“So what about Google?” I asked him, sort of pressing him on.
And he says, “That’s not an algorithm. At least not the way that I mean it.”
So what can we make of this little fragment of empirical data? It seems to me that the two key components in Keith’s response, the two key things that define an algorithm for him, are that they provide not just any answer but an optimum answer, and it does so in a reasonably finite period of time.
Here’s my take on what has happened: I think Keith is giving me a classic definition. And over the past fifty years there has been a permutation in how algorithms are made, what they do, and what they’re sold for. And if my intuition is correct, then we need to be very careful about how we frame the question raised by content management and financial information. Because it seems to me that to confront algorithms on their own terms, we may have to modify our preoccupation with the politics of knowledge and take up an interest in the politics of logistical engineering.
So this is my way of sort of raising a question of genealogy. What is the genealogy of these algorithms? From a business perspective, if you trace the making of algorithms for sale as commercial objects, then Google looks a lot less like a public library and it looks a lot more like UPS.
Part Three, very briefly.
How might thinking in terms of control over logistics help us to figure out what it might mean to govern algorithms? I hope you don’t feel like I’ve changed the topic too abruptly. But in case you have, let me just tie quickly back to Tarleton’s work.
Tarleton has made a very pointed observation about values of knowledge and objectivity and how these become
resources for content mediation companies, even though engineering interventions are made on these commercial algorithms on a routine basis, in a discretionary fashion, by the corporations that control them, all the time. This is true of credit scoring as well. The empirical question then is, what does it mean to tamper with an algorithm? And does tampering with an algorithm, does changing the algorithm, change the way that the public is being constituted?

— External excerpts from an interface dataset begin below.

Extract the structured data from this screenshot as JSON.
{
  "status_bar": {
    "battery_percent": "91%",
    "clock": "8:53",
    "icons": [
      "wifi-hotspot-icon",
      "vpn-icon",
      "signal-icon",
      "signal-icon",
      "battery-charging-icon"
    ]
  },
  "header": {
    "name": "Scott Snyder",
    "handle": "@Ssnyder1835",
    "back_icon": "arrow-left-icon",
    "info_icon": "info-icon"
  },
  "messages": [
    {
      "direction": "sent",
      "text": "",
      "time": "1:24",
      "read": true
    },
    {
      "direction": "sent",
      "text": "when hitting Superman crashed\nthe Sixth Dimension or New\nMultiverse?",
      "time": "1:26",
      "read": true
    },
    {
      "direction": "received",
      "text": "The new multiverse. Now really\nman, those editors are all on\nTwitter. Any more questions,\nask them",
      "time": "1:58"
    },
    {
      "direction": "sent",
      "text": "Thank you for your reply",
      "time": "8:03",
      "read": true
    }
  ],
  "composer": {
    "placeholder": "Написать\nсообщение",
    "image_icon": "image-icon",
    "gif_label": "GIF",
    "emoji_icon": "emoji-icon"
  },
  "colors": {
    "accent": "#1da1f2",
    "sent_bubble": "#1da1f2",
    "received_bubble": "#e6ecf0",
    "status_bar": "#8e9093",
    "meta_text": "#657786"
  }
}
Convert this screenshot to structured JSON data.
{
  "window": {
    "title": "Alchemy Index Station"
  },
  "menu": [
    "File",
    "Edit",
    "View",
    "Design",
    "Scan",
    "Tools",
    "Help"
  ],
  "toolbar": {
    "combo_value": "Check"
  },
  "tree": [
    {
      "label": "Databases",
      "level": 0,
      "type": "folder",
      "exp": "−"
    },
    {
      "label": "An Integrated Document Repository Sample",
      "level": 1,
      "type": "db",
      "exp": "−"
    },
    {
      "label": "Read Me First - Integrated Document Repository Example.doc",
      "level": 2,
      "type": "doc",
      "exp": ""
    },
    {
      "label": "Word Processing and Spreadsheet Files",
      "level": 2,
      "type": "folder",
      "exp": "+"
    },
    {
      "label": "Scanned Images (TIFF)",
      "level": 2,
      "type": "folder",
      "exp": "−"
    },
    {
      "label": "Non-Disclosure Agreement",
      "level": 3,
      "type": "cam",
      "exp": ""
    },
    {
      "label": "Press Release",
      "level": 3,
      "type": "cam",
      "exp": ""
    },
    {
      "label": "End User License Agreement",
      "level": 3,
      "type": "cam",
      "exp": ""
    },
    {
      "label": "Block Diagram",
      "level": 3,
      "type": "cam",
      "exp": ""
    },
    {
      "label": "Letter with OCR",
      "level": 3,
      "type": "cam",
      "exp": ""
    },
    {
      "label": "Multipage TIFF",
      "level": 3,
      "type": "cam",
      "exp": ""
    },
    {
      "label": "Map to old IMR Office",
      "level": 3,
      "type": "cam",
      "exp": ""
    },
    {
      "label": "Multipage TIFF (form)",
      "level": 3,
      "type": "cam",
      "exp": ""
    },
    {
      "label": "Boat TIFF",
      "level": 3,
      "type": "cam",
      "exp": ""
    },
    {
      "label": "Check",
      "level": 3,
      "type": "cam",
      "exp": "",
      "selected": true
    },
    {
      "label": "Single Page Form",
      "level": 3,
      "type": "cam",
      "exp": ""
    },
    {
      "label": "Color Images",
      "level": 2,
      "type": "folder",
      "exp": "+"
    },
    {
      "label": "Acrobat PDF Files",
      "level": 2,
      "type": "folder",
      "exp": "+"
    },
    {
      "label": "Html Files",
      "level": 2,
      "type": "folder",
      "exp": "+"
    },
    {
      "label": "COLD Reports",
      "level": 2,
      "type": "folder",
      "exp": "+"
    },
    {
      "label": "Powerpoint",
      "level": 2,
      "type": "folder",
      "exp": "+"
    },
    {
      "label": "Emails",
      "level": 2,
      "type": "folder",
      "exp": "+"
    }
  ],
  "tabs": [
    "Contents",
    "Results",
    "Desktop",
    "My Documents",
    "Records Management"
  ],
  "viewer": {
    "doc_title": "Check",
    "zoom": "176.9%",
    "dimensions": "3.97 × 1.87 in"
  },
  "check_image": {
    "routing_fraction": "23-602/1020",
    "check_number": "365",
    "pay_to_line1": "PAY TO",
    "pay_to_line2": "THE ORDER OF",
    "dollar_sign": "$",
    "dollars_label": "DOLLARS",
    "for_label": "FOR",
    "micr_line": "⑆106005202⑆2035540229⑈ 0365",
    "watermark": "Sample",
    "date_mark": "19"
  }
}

My response to Tarleton is to say well, it seems to me that that tampering means something very different within the logic of commercial engineering than it does within the epoch of knowledge and epistemology. More specifically, from an engineering standpoint, optimization is what anchors the concept of objectivity. Optimization is the principle that allows you to test a system and then make a critique that it is less than optimal or it is biased in some way.
But what will it mean, and what can it mean to do a critical analysis of algorithms that are commercially‐engineered systems in the absence of an optimization imperative? So what Keith is suggesting [to] me is that today’s algorithms, the things that we call algorithms, don’t look anything like the ones that he calls algorithms because they don’t face an optimization imperative.
So I don’t really know the answer to this question. But I think the ambiguity here, the tension between a pragmatics of proprietary engineering that permits constant adjustment of the technology on the one hand, and on the other hand claims that what these technologies do is manage the legacy of human knowledge, might help to explain what kind of politics and what kind of governance are at stake in the objects that Tarleton is studying.
Thank you very much.
The Governing Algorithms conference site with full schedule and downloadable discussion papers.
A special issue of the journal Special Issue of Science, Technology, & Human Values, on Governing Algorithms was published January 2016.